Since the news broke yesterday on the DLC and link up with the movie we have been unable to get any official comment from Danger Close or Goodrich on the matter and any commentary seems to simply point back to the press releases and it’s 1 million dollar PR distraction.
No, I believe there is something brewing a few levels higher than Mr. Goodrich and I think it has to do with the almighty dollar.
All of this comes close on the heels of the Project Honor partner program PR nightmare that happened recently during Gamescom. A few video game sites called out Danger Close promoting involved partners (whose products are in use on the battlefield and portrayed in the game) as sponsoring weapons and then donating money to charities that serve fallen or injured Special Operations members.
It was very quiet in the Danger Close camp as they pulled the program off the site and essentially went dark on the whole matter. No quotes or comments from an otherwise direct Goodrich. While I had my suspicions that Goodrich pulled the program to protect anything negative from spilling back on the charities or the partners the sudden resurgence of the program donation in this Bin Laden tie in seems confusing at best.
Another possible hint as to what was in the works could be the promotion a while back of Battlefield 4 beta access for those who pre-ordered Medal of Honor Warfighter. While this is not an uncommon practice many (including us) questioned why EA decided to promote the beta that is over a year out with a game that still had months to go and a lot to prove to gamers to overcome the 2010 title falloff.
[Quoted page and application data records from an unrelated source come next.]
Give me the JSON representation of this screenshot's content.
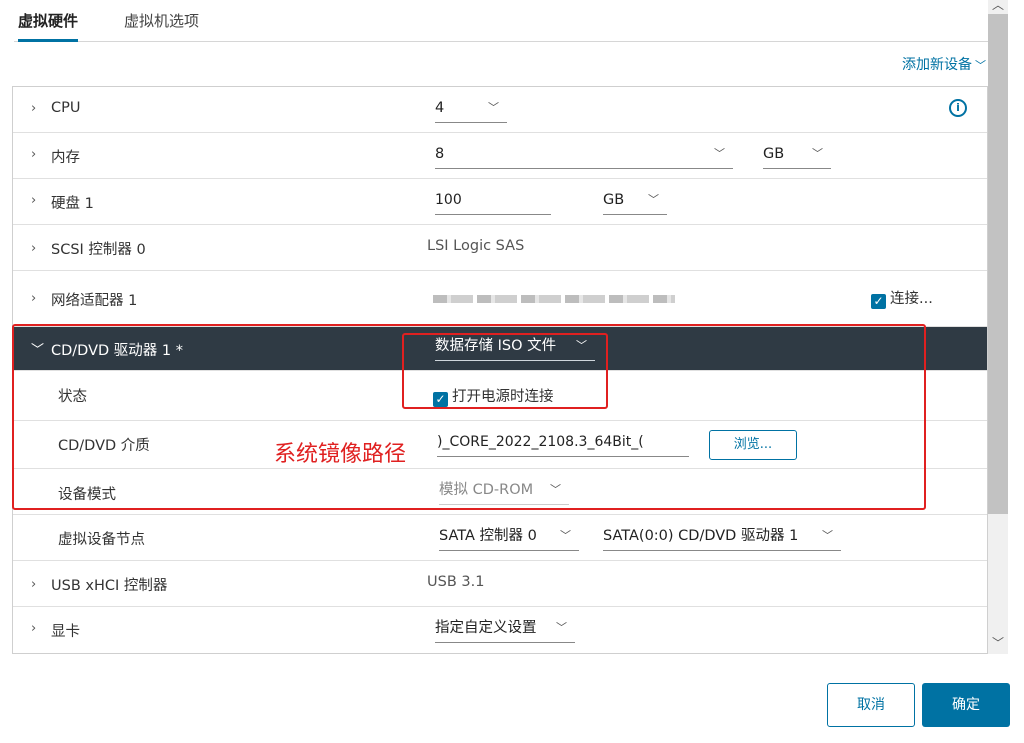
{
  "tabs": [
    {
      "label": "虚拟硬件"
    },
    {
      "label": "虚拟机选项"
    }
  ],
  "add_device": {
    "label": "添加新设备"
  },
  "rows": {
    "cpu": {
      "label": "CPU",
      "value": "4"
    },
    "memory": {
      "label": "内存",
      "value": "8",
      "unit": "GB"
    },
    "disk": {
      "label": "硬盘 1",
      "value": "100",
      "unit": "GB"
    },
    "scsi": {
      "label": "SCSI 控制器 0",
      "value": "LSI Logic SAS"
    },
    "network": {
      "label": "网络适配器 1",
      "connect_label": "连接..."
    },
    "cdrom": {
      "label": "CD/DVD 驱动器 1 *",
      "value": "数据存储 ISO 文件"
    },
    "status": {
      "label": "状态",
      "checkbox_label": "打开电源时连接"
    },
    "media": {
      "label": "CD/DVD 介质",
      "value": ")_CORE_2022_2108.3_64Bit_(",
      "browse_label": "浏览..."
    },
    "device_mode": {
      "label": "设备模式",
      "value": "模拟 CD-ROM"
    },
    "vdn": {
      "label": "虚拟设备节点",
      "controller": "SATA 控制器 0",
      "node": "SATA(0:0) CD/DVD 驱动器 1"
    },
    "usb": {
      "label": "USB xHCI 控制器",
      "value": "USB 3.1"
    },
    "gpu": {
      "label": "显卡",
      "value": "指定自定义设置"
    }
  },
  "annotation": {
    "text": "系统镜像路径"
  },
  "footer": {
    "cancel_label": "取消",
    "ok_label": "确定"
  },
  "colors": {
    "accent": "#0072a3",
    "header_dark": "#2f3a44",
    "annotation_red": "#e02020"
  }
}
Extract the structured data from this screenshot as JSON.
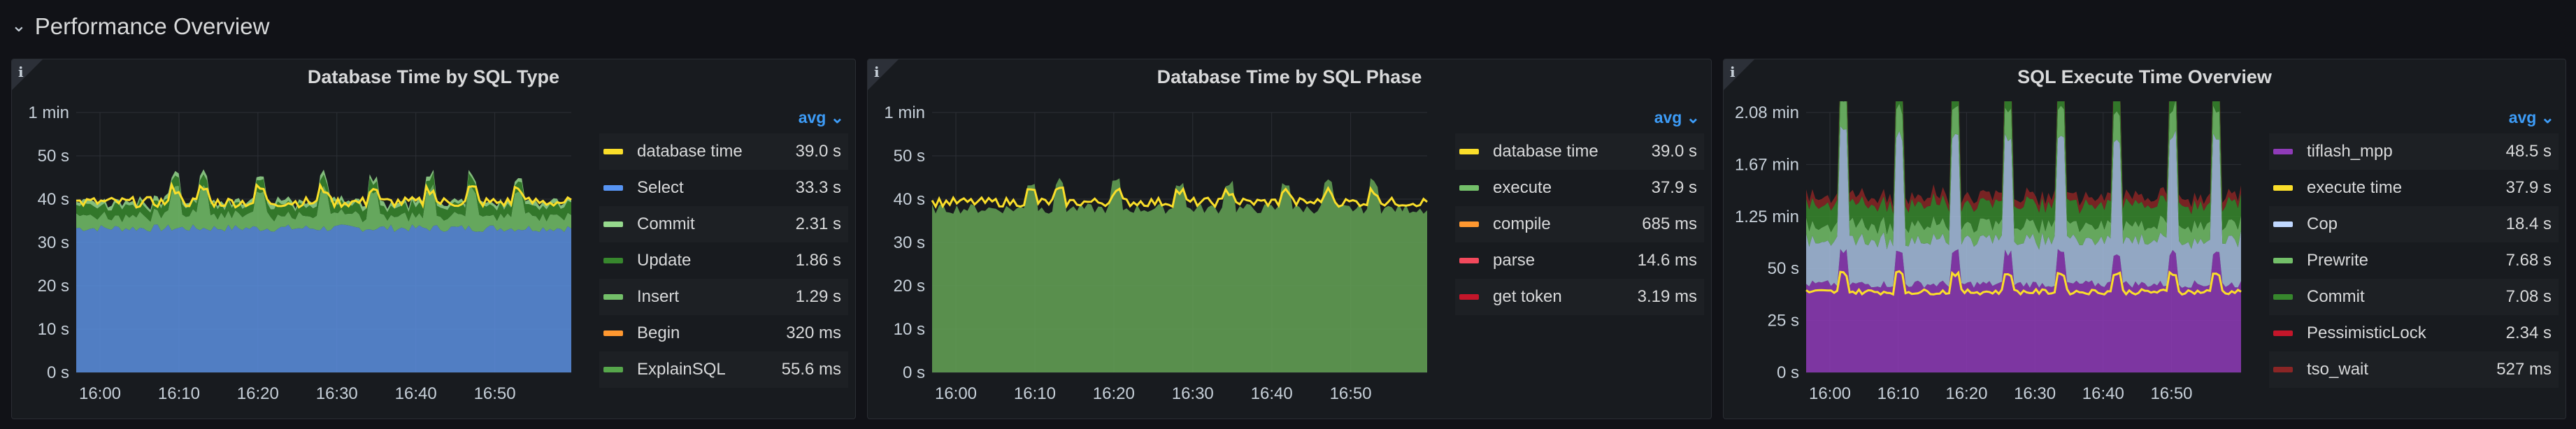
{
  "row": {
    "title": "Performance Overview"
  },
  "panels": [
    {
      "title": "Database Time by SQL Type",
      "info": "i",
      "legend_agg": "avg ⌄",
      "y_ticks": [
        "1 min",
        "50 s",
        "40 s",
        "30 s",
        "20 s",
        "10 s",
        "0 s"
      ],
      "x_ticks": [
        "16:00",
        "16:10",
        "16:20",
        "16:30",
        "16:40",
        "16:50"
      ],
      "legend": [
        {
          "name": "database time",
          "value": "39.0 s",
          "color": "#fade2a"
        },
        {
          "name": "Select",
          "value": "33.3 s",
          "color": "#5794f2"
        },
        {
          "name": "Commit",
          "value": "2.31 s",
          "color": "#96d98d"
        },
        {
          "name": "Update",
          "value": "1.86 s",
          "color": "#37872d"
        },
        {
          "name": "Insert",
          "value": "1.29 s",
          "color": "#73bf69"
        },
        {
          "name": "Begin",
          "value": "320 ms",
          "color": "#ff9830"
        },
        {
          "name": "ExplainSQL",
          "value": "55.6 ms",
          "color": "#56a64b"
        }
      ]
    },
    {
      "title": "Database Time by SQL Phase",
      "info": "i",
      "legend_agg": "avg ⌄",
      "y_ticks": [
        "1 min",
        "50 s",
        "40 s",
        "30 s",
        "20 s",
        "10 s",
        "0 s"
      ],
      "x_ticks": [
        "16:00",
        "16:10",
        "16:20",
        "16:30",
        "16:40",
        "16:50"
      ],
      "legend": [
        {
          "name": "database time",
          "value": "39.0 s",
          "color": "#fade2a"
        },
        {
          "name": "execute",
          "value": "37.9 s",
          "color": "#73bf69"
        },
        {
          "name": "compile",
          "value": "685 ms",
          "color": "#ff9830"
        },
        {
          "name": "parse",
          "value": "14.6 ms",
          "color": "#f2495c"
        },
        {
          "name": "get token",
          "value": "3.19 ms",
          "color": "#c4162a"
        }
      ]
    },
    {
      "title": "SQL Execute Time Overview",
      "info": "i",
      "legend_agg": "avg ⌄",
      "y_ticks": [
        "2.08 min",
        "1.67 min",
        "1.25 min",
        "50 s",
        "25 s",
        "0 s"
      ],
      "x_ticks": [
        "16:00",
        "16:10",
        "16:20",
        "16:30",
        "16:40",
        "16:50"
      ],
      "legend": [
        {
          "name": "tiflash_mpp",
          "value": "48.5 s",
          "color": "#8f3bb8"
        },
        {
          "name": "execute time",
          "value": "37.9 s",
          "color": "#fade2a"
        },
        {
          "name": "Cop",
          "value": "18.4 s",
          "color": "#c0d8ff"
        },
        {
          "name": "Prewrite",
          "value": "7.68 s",
          "color": "#73bf69"
        },
        {
          "name": "Commit",
          "value": "7.08 s",
          "color": "#37872d"
        },
        {
          "name": "PessimisticLock",
          "value": "2.34 s",
          "color": "#c4162a"
        },
        {
          "name": "tso_wait",
          "value": "527 ms",
          "color": "#8a2525"
        }
      ]
    }
  ]
}
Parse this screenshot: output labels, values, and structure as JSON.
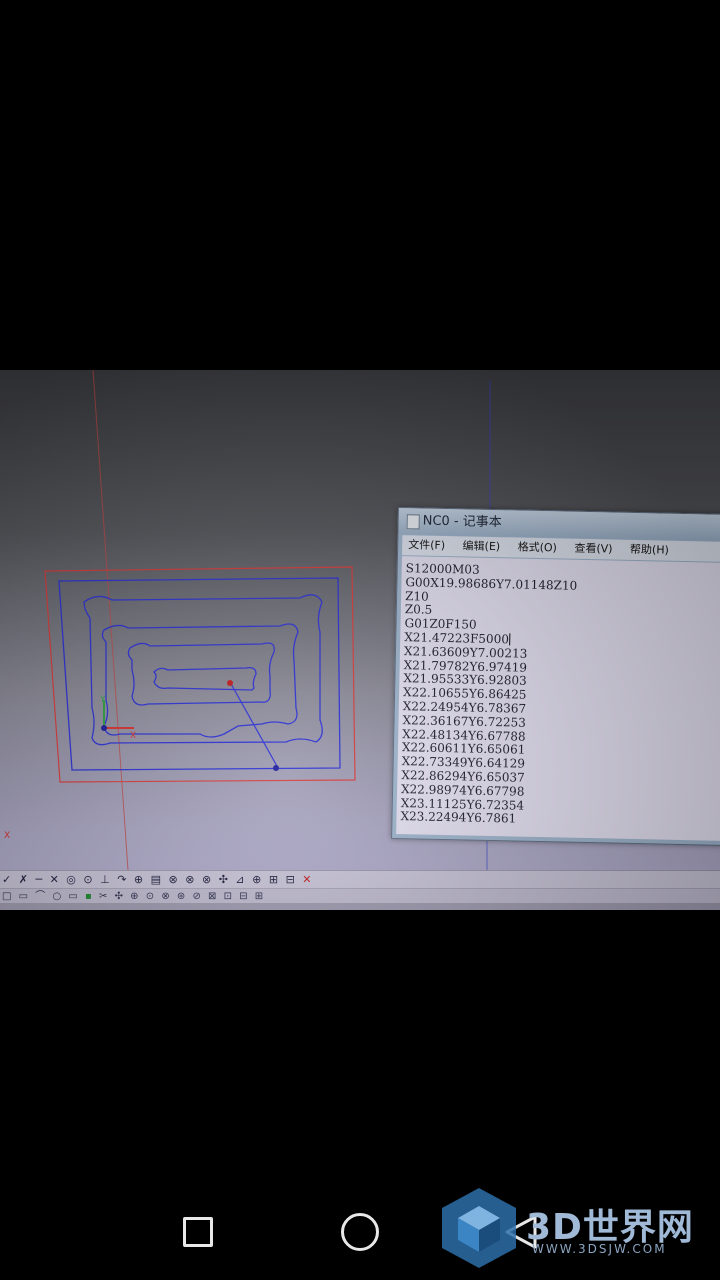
{
  "notepad": {
    "title": "NC0 - 记事本",
    "menu": [
      "文件(F)",
      "编辑(E)",
      "格式(O)",
      "查看(V)",
      "帮助(H)"
    ],
    "lines": [
      "S12000M03",
      "G00X19.98686Y7.01148Z10",
      "Z10",
      "Z0.5",
      "G01Z0F150",
      "X21.47223F5000",
      "X21.63609Y7.00213",
      "X21.79782Y6.97419",
      "X21.95533Y6.92803",
      "X22.10655Y6.86425",
      "X22.24954Y6.78367",
      "X22.36167Y6.72253",
      "X22.48134Y6.67788",
      "X22.60611Y6.65061",
      "X22.73349Y6.64129",
      "X22.86294Y6.65037",
      "X22.98974Y6.67798",
      "X23.11125Y6.72354",
      "X23.22494Y6.7861"
    ]
  },
  "cad": {
    "axis_x_label": "X",
    "axis_y_label": "Y",
    "corner_label": "X",
    "toolpath_color": "#2a2fd6",
    "boundary_color": "#d83a3a",
    "toolbar1_icons": [
      "✓",
      "✗",
      "─",
      "✕",
      "◎",
      "⊙",
      "⊥",
      "↷",
      "⊕",
      "▤",
      "⊗",
      "⊗",
      "⊗",
      "✣",
      "⊿",
      "⊕",
      "⊞",
      "⊟",
      "✕"
    ],
    "toolbar2_icons": [
      "□",
      "▭",
      "⌒",
      "○",
      "▭",
      "▪",
      "✂",
      "✣",
      "⊕",
      "⊙",
      "⊗",
      "⊛",
      "⊘",
      "⊠",
      "⊡",
      "⊟",
      "⊞"
    ]
  },
  "watermark": {
    "text": "3D世界网",
    "sub": "WWW.3DSJW.COM"
  }
}
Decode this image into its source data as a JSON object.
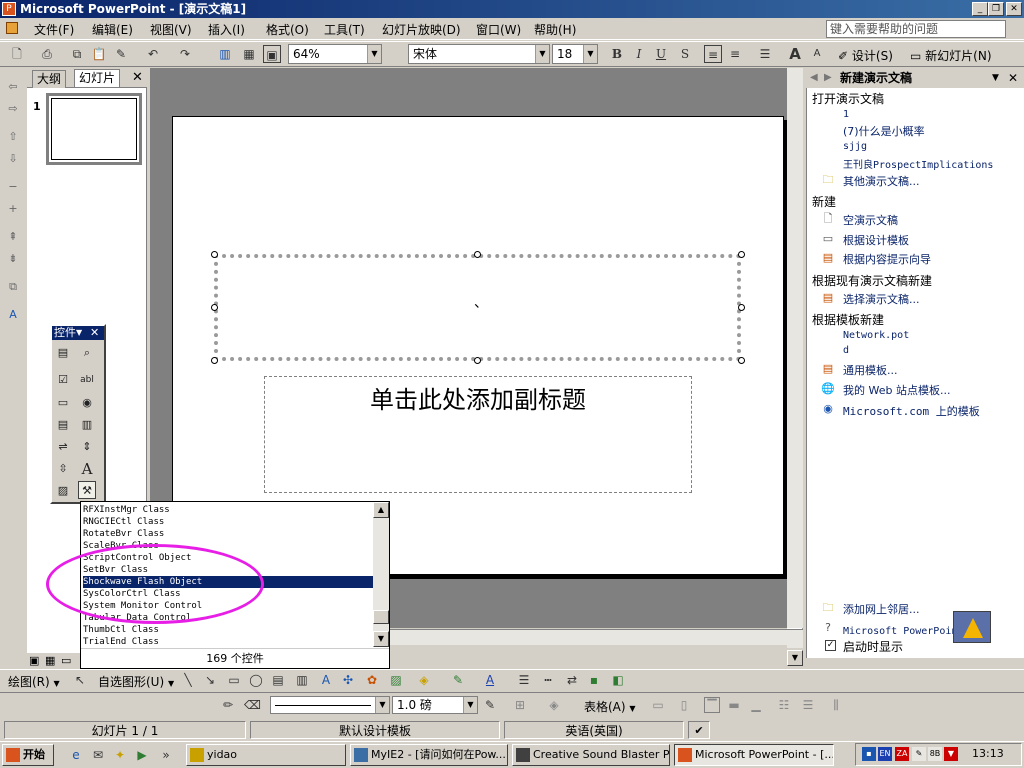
{
  "window": {
    "title": "Microsoft PowerPoint - [演示文稿1]",
    "icon": "powerpoint-icon"
  },
  "menu": [
    "文件(F)",
    "编辑(E)",
    "视图(V)",
    "插入(I)",
    "格式(O)",
    "工具(T)",
    "幻灯片放映(D)",
    "窗口(W)",
    "帮助(H)"
  ],
  "help_box": {
    "placeholder": "键入需要帮助的问题"
  },
  "toolbar": {
    "zoom": "64%",
    "font": "宋体",
    "font_size": "18",
    "design_label": "设计(S)",
    "new_slide_label": "新幻灯片(N)"
  },
  "left_pane": {
    "tabs": [
      "大纲",
      "幻灯片"
    ],
    "slide_number": "1"
  },
  "slide": {
    "subtitle_placeholder": "单击此处添加副标题",
    "title_text": "、"
  },
  "controls_toolbar": {
    "title": "控件"
  },
  "control_list": {
    "items": [
      "RFXInstMgr Class",
      "RNGCIECtl Class",
      "RotateBvr Class",
      "ScaleBvr Class",
      "ScriptControl Object",
      "SetBvr Class",
      "Shockwave Flash Object",
      "SysColorCtrl Class",
      "System Monitor Control",
      "Tabular Data Control",
      "ThumbCtl Class",
      "TrialEnd Class"
    ],
    "selected_index": 6,
    "count_label": "169 个控件"
  },
  "task_pane": {
    "title": "新建演示文稿",
    "open_section": "打开演示文稿",
    "recent_files": [
      "1",
      "(7)什么是小概率",
      "sjjg",
      "王刊良ProspectImplications"
    ],
    "other_files": "其他演示文稿...",
    "new_section": "新建",
    "new_items": [
      "空演示文稿",
      "根据设计模板",
      "根据内容提示向导"
    ],
    "from_existing_section": "根据现有演示文稿新建",
    "from_existing_item": "选择演示文稿...",
    "from_template_section": "根据模板新建",
    "template_files": [
      "Network.pot",
      "d"
    ],
    "template_items": [
      "通用模板...",
      "我的 Web 站点模板...",
      "Microsoft.com 上的模板"
    ],
    "add_network_place": "添加网上邻居...",
    "help_link": "Microsoft PowerPoint 帮助",
    "show_at_startup": "启动时显示"
  },
  "drawing_toolbar": {
    "draw_label": "绘图(R)",
    "autoshapes_label": "自选图形(U)"
  },
  "format_toolbar": {
    "line_weight": "1.0 磅",
    "table_label": "表格(A)"
  },
  "status_bar": {
    "slide_info": "幻灯片 1 / 1",
    "design": "默认设计模板",
    "language": "英语(英国)"
  },
  "taskbar": {
    "start": "开始",
    "items": [
      "yidao",
      "MyIE2 - [请问如何在Pow...",
      "Creative Sound Blaster P...",
      "Microsoft PowerPoint - [..."
    ],
    "clock": "13:13",
    "tray": [
      "EN",
      "ZA",
      "8B"
    ]
  }
}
Speculation at the time here at Off Duty Gamers was that the EA accounting group might be worried that Medal of Honor Warfighter wouldn’t perform and was betting on a link up with it’s more successful shooter cousin Battlefield to bolster pre-orders and ultimately lift sales. I think there’s a very real possibility that the history of the Medal of Honor franchise which has always been to serve as a true history lesson for gamers just isn’t bringing in the money and they may have lost patience with it.
If I’m picking apart the motives for this sudden change in thinking then it’s only fair to point the magnifying glass at everything. While re-reading the most recent press releaseon the Zero Dark Thirty Map Pack I looked at the footnotes that we so often overlook. Specifically the proud “EA to Donate $1 Million Minimum to Charities Benefiting the Nation’s Armed Services and Their Families” and noticed the fine print of “For each Medal of Honor Warfighter Zero Dark Thirty Map Pack sold, EA will donate $1, with donations split among participating nonprofits.”
Now, the last title came in around the 5 million units sold mark and while it would seem to be reasonable to assume that a repeat would net them the 1 million DLC’s sold needed to fufill this promise it begs the question. Will Electronic Arts donate 1 million dollars to the Project Honor charity if they do not sell a million units? This remains to be seen and the press release seems to be hard to pin down on this.
The question is, will EA put 1 million dollars into the charities of those from whom EA makes so much more from their stories or will they only do it if those stories sell games?
[Update] After some discussion I will concede that the inclusion of “minimum” would seem to indicate that EA intends to write a check for $1 million to the charities even if nobody buys the DLC. I’m still a little skeptical as a jaded military veteran who has seen more than a fair share of promises to veteran organizations over the years.